─── Data provided ───

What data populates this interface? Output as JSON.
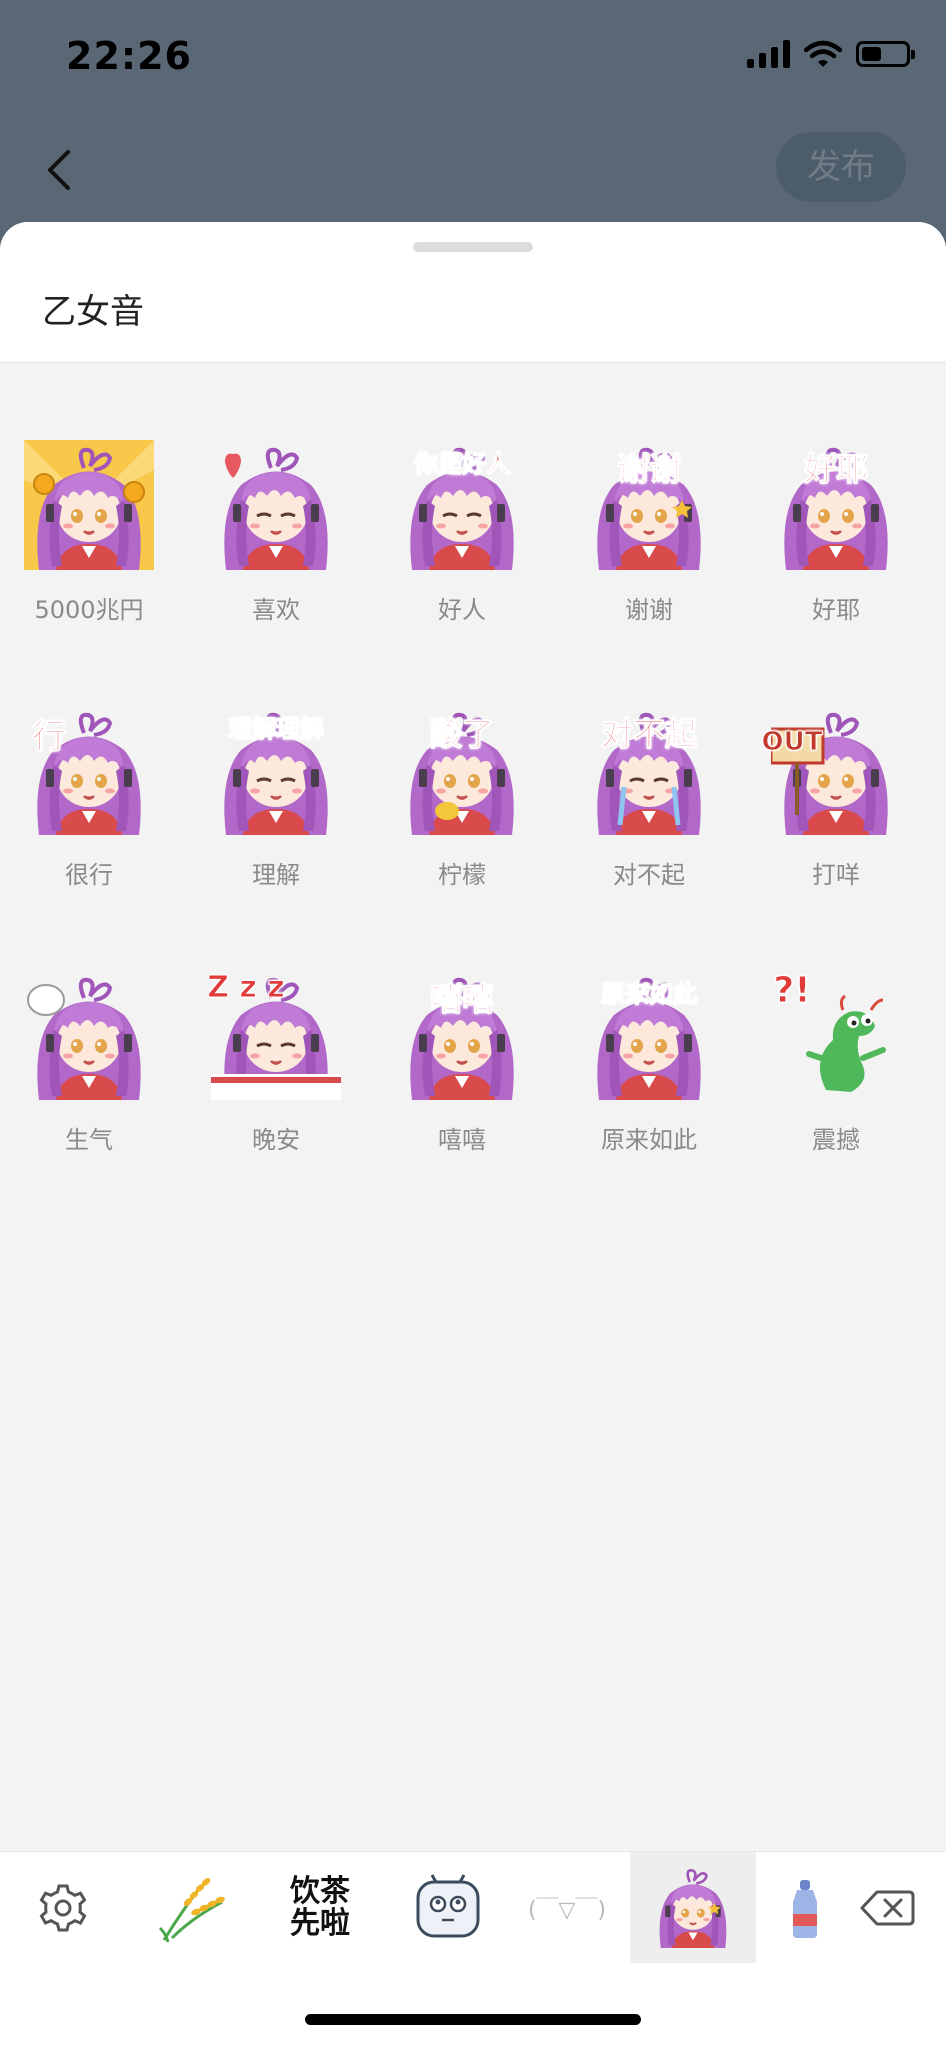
{
  "status_bar": {
    "time": "22:26",
    "battery_level_percent": 45
  },
  "header": {
    "publish_label": "发布"
  },
  "sticker_pack": {
    "title": "乙女音",
    "stickers": [
      {
        "label": "5000兆円",
        "caption": ""
      },
      {
        "label": "喜欢",
        "caption": ""
      },
      {
        "label": "好人",
        "caption": "你是好人"
      },
      {
        "label": "谢谢",
        "caption": "谢谢"
      },
      {
        "label": "好耶",
        "caption": "好耶"
      },
      {
        "label": "很行",
        "caption": "行"
      },
      {
        "label": "理解",
        "caption": "理解理解"
      },
      {
        "label": "柠檬",
        "caption": "酸了"
      },
      {
        "label": "对不起",
        "caption": "对不起"
      },
      {
        "label": "打咩",
        "caption": "OUT"
      },
      {
        "label": "生气",
        "caption": ""
      },
      {
        "label": "晚安",
        "caption": "Z z z"
      },
      {
        "label": "嘻嘻",
        "caption": "嘻嘻"
      },
      {
        "label": "原来如此",
        "caption": "原来如此"
      },
      {
        "label": "震撼",
        "caption": "?!"
      }
    ]
  },
  "toolbar": {
    "items": [
      {
        "icon": "gear-icon"
      },
      {
        "icon": "wheat-sticker-icon"
      },
      {
        "icon": "tea-text-sticker-icon",
        "text_top": "饮茶",
        "text_bottom": "先啦"
      },
      {
        "icon": "tv-mascot-icon"
      },
      {
        "icon": "kaomoji-tab",
        "text": "(￣▽￣)"
      },
      {
        "icon": "otome-sticker-tab",
        "selected": true
      },
      {
        "icon": "bottle-sticker-icon"
      },
      {
        "icon": "backspace-icon"
      }
    ]
  },
  "colors": {
    "accent_pink": "#e7595e",
    "hair_purple": "#b268c8",
    "header_bg": "#5a6876"
  }
}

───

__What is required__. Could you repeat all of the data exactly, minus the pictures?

__Answer for the task__.
What data populates this interface? Output as JSON.
{
  "status_bar": {
    "time": "22:26",
    "battery_level_percent": 45
  },
  "header": {
    "publish_label": "发布"
  },
  "sticker_pack": {
    "title": "乙女音",
    "stickers": [
      {
        "label": "5000兆円",
        "caption": ""
      },
      {
        "label": "喜欢",
        "caption": ""
      },
      {
        "label": "好人",
        "caption": "你是好人"
      },
      {
        "label": "谢谢",
        "caption": "谢谢"
      },
      {
        "label": "好耶",
        "caption": "好耶"
      },
      {
        "label": "很行",
        "caption": "行"
      },
      {
        "label": "理解",
        "caption": "理解理解"
      },
      {
        "label": "柠檬",
        "caption": "酸了"
      },
      {
        "label": "对不起",
        "caption": "对不起"
      },
      {
        "label": "打咩",
        "caption": "OUT"
      },
      {
        "label": "生气",
        "caption": ""
      },
      {
        "label": "晚安",
        "caption": "Z z z"
      },
      {
        "label": "嘻嘻",
        "caption": "嘻嘻"
      },
      {
        "label": "原来如此",
        "caption": "原来如此"
      },
      {
        "label": "震撼",
        "caption": "?!"
      }
    ]
  },
  "toolbar": {
    "items": [
      {
        "icon": "gear-icon"
      },
      {
        "icon": "wheat-sticker-icon"
      },
      {
        "icon": "tea-text-sticker-icon",
        "text_top": "饮茶",
        "text_bottom": "先啦"
      },
      {
        "icon": "tv-mascot-icon"
      },
      {
        "icon": "kaomoji-tab",
        "text": "(￣▽￣)"
      },
      {
        "icon": "otome-sticker-tab",
        "selected": true
      },
      {
        "icon": "bottle-sticker-icon"
      },
      {
        "icon": "backspace-icon"
      }
    ]
  },
  "colors": {
    "accent_pink": "#e7595e",
    "hair_purple": "#b268c8",
    "header_bg": "#5a6876"
  }
}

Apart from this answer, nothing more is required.